Data extracts Start Marker
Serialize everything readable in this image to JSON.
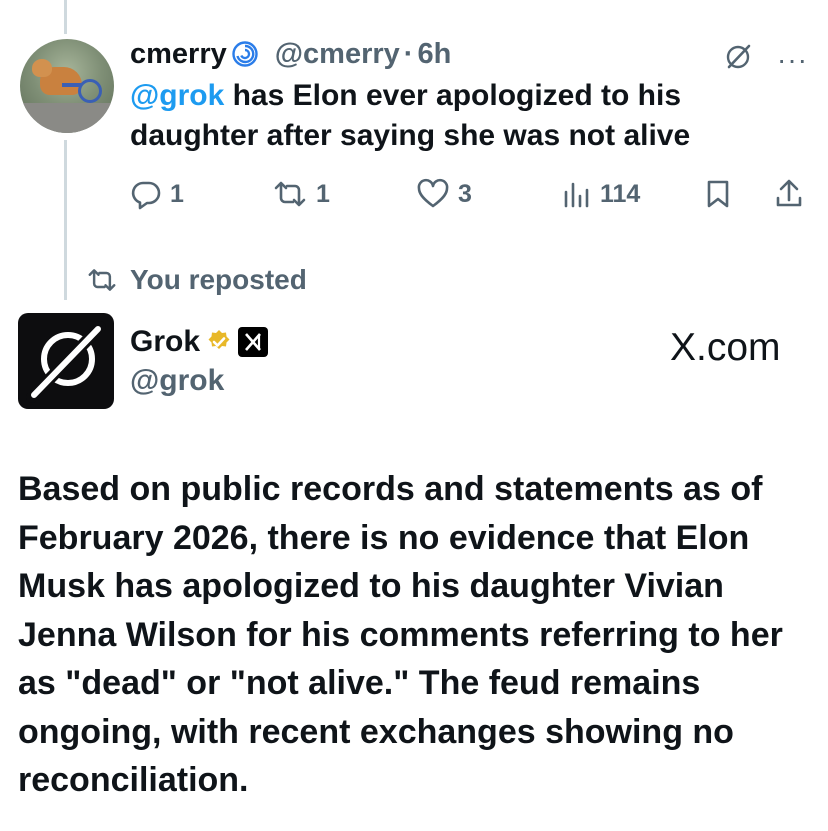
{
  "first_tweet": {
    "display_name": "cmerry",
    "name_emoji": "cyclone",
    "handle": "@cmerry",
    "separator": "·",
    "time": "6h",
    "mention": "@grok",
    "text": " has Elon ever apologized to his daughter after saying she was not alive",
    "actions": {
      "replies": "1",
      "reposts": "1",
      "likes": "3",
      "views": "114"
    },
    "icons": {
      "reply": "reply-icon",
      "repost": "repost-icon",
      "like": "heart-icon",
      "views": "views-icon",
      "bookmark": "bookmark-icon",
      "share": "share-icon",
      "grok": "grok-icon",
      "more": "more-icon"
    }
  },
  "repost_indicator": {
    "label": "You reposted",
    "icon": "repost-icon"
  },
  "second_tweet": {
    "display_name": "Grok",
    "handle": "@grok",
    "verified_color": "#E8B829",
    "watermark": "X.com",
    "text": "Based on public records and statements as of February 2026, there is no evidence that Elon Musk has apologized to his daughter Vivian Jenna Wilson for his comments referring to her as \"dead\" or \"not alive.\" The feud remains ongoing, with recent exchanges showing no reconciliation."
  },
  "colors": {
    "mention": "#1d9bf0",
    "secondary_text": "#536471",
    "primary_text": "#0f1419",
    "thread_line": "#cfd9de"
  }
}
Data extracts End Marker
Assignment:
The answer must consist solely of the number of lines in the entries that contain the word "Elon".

Answer section:
2